::: Data to process :::

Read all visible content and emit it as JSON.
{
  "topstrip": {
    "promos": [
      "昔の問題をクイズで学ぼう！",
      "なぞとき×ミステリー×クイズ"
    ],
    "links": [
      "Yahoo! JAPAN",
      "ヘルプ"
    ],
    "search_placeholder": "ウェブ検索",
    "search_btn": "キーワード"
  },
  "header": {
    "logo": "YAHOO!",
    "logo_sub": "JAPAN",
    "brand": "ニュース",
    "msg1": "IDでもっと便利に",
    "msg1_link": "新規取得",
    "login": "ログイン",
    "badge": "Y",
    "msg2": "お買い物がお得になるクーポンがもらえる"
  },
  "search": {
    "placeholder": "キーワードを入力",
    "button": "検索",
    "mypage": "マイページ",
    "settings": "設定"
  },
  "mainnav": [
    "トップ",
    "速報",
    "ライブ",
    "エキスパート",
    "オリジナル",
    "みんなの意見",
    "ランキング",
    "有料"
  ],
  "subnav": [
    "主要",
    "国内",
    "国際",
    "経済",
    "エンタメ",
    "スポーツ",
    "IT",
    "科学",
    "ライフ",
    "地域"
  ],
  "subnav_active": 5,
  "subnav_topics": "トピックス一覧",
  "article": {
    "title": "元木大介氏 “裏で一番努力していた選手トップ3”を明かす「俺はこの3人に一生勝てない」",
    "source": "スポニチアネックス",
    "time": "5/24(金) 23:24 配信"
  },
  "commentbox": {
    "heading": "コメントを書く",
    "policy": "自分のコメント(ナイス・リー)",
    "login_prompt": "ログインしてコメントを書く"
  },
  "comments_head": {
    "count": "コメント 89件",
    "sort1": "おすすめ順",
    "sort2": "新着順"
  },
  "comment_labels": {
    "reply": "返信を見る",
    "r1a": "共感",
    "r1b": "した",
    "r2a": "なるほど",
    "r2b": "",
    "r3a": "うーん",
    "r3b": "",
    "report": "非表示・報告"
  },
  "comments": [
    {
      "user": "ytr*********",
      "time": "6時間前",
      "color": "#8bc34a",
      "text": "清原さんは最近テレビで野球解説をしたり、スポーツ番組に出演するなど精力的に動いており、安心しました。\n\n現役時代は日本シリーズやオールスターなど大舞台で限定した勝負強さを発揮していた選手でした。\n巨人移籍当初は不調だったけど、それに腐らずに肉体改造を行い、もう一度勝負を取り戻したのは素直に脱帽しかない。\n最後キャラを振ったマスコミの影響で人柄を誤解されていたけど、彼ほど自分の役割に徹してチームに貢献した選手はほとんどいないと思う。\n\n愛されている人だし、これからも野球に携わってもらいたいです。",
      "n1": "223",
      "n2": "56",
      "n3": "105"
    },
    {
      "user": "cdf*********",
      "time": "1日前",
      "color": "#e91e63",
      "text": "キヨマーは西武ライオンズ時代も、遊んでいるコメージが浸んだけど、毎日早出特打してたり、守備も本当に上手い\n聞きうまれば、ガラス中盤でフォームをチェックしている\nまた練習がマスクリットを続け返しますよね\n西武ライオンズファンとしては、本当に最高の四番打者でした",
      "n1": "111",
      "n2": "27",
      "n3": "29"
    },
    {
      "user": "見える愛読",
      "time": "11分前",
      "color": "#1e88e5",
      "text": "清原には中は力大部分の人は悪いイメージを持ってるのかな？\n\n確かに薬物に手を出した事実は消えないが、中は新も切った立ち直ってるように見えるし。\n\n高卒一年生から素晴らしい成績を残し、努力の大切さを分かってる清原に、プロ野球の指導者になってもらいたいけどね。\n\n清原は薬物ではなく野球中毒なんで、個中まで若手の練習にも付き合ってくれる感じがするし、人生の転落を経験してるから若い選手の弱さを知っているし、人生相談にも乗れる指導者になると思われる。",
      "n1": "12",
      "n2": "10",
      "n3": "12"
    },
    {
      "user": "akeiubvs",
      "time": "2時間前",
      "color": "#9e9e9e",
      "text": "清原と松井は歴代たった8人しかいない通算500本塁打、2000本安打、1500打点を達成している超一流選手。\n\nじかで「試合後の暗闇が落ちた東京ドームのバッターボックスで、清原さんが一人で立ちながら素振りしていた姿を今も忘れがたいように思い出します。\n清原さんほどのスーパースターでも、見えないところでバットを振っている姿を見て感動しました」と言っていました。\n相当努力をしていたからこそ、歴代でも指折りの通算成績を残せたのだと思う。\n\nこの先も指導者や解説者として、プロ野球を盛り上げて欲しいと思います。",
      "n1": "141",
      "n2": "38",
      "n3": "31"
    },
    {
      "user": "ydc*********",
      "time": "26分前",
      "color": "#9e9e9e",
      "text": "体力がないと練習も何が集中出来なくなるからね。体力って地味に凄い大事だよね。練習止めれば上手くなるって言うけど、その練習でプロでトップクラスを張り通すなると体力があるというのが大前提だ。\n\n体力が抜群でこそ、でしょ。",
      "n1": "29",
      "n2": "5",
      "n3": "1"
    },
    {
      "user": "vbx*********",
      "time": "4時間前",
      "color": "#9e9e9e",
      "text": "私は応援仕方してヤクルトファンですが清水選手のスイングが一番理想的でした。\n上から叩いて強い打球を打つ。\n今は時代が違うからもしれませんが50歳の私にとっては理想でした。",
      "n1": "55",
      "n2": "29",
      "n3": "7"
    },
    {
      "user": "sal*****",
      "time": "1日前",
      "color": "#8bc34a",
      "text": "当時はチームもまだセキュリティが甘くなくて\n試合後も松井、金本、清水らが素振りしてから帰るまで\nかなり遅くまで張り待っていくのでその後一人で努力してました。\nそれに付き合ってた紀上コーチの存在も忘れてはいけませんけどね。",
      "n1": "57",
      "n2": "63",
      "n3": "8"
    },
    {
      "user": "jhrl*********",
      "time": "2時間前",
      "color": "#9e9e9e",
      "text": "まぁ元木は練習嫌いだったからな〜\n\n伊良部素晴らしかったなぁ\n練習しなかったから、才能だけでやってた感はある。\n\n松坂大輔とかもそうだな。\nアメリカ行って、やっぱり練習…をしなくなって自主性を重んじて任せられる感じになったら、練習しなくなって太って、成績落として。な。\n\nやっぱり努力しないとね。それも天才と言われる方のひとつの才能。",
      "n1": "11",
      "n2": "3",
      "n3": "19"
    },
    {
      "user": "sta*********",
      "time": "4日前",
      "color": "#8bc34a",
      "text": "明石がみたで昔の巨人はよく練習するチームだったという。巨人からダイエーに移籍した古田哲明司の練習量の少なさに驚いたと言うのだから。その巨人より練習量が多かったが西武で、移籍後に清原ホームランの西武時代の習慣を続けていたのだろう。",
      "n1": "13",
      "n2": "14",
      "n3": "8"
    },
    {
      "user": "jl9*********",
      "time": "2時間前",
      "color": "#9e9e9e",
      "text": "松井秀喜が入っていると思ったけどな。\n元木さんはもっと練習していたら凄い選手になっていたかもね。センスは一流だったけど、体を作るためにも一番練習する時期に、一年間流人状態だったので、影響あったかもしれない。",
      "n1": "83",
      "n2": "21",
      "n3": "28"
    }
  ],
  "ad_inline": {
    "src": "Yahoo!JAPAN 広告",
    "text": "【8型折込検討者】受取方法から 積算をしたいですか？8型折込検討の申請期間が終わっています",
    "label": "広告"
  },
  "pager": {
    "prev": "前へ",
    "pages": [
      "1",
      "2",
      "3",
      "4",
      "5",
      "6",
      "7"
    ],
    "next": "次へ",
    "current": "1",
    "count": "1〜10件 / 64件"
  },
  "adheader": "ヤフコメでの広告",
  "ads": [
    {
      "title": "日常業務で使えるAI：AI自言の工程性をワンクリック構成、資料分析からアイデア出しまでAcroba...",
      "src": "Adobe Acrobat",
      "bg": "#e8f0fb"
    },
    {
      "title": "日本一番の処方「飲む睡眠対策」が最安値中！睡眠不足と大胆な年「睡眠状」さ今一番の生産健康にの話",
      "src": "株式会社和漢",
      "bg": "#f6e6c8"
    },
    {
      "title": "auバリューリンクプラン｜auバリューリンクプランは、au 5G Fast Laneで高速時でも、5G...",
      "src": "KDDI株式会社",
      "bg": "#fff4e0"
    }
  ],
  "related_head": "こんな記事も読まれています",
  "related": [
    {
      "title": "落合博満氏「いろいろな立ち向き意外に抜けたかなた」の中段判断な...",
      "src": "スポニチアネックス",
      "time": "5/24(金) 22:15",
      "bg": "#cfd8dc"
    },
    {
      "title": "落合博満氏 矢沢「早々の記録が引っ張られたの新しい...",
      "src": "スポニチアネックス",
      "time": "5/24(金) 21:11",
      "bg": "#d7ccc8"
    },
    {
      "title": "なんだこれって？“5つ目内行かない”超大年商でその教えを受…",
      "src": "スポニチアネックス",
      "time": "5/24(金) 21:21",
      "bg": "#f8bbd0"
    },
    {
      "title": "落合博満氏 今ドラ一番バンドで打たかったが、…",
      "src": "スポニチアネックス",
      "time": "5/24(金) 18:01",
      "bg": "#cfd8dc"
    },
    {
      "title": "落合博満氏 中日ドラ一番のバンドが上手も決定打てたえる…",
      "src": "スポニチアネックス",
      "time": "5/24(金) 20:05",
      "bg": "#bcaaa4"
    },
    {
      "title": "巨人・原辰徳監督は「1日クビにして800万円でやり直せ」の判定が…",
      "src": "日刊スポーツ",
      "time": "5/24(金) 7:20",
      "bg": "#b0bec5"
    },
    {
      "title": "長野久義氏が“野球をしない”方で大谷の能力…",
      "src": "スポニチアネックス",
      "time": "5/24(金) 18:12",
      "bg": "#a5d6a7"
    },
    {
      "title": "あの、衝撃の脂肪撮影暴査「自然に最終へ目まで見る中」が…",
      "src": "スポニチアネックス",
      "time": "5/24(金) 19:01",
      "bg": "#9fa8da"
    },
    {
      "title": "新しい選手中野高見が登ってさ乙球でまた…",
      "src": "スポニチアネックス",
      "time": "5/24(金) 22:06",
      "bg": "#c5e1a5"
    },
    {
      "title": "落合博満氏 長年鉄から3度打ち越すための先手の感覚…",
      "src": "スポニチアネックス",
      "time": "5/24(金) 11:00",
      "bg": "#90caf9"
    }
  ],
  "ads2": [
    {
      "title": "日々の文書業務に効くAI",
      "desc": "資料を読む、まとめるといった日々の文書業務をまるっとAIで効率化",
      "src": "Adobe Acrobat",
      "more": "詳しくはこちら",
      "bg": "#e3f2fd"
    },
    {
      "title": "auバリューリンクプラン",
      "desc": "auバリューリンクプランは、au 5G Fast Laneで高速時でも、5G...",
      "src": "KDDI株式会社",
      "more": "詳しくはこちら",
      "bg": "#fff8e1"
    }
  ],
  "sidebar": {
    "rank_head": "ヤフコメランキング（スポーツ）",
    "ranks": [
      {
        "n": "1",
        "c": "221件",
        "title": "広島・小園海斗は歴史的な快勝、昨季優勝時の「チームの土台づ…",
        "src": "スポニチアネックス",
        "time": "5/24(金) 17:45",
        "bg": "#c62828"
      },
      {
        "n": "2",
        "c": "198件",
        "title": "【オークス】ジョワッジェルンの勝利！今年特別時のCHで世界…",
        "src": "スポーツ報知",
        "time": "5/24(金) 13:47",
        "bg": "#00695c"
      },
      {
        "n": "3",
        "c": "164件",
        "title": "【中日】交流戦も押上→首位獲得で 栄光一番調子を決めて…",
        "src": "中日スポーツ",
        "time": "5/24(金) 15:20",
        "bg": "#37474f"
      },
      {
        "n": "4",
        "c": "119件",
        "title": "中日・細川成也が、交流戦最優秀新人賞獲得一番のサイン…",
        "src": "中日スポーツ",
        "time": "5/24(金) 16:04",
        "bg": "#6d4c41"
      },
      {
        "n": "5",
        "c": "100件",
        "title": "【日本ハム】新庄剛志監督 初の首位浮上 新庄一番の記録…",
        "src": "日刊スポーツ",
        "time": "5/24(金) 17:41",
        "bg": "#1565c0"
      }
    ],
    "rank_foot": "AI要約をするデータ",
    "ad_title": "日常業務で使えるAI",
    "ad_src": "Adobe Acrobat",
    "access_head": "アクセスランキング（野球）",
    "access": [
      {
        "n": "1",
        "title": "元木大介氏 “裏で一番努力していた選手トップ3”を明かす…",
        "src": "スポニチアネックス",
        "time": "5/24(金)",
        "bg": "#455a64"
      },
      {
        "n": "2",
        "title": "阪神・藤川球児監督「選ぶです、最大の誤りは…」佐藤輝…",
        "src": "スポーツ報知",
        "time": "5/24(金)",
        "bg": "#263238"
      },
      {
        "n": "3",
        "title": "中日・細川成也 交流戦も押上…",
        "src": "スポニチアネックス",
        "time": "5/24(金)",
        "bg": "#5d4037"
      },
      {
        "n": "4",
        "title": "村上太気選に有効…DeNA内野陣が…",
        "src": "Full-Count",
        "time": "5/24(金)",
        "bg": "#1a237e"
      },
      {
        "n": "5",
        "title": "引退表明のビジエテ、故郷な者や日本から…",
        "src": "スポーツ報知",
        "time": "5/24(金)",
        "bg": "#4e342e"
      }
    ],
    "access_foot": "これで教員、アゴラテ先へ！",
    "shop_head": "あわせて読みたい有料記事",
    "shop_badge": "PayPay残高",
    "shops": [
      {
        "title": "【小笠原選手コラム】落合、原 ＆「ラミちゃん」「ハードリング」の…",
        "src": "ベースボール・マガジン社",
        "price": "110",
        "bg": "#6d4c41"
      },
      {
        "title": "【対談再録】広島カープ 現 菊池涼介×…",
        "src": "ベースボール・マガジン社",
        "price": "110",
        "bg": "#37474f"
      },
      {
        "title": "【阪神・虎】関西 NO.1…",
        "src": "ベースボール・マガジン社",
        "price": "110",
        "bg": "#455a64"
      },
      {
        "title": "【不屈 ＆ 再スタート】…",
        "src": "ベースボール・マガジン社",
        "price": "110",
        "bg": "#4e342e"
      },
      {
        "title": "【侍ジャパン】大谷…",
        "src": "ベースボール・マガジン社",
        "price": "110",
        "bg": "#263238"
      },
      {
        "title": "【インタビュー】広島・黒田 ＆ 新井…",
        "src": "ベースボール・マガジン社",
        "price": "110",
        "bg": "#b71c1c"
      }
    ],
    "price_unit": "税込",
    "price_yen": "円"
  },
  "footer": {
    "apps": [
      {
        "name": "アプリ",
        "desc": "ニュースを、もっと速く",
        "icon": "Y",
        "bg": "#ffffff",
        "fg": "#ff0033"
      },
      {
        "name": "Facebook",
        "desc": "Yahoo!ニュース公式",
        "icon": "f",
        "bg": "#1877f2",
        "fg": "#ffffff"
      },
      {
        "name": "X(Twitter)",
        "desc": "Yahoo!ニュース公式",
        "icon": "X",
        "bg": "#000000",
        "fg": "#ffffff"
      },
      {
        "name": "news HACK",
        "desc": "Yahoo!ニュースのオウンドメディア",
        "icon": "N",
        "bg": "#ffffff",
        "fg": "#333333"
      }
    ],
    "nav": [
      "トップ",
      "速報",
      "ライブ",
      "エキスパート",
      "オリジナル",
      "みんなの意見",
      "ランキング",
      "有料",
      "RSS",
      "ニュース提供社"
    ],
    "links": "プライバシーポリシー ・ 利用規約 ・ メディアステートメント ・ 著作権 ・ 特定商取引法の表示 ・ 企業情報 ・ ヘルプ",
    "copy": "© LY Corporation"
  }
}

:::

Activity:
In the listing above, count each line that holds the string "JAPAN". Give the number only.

Written response:
3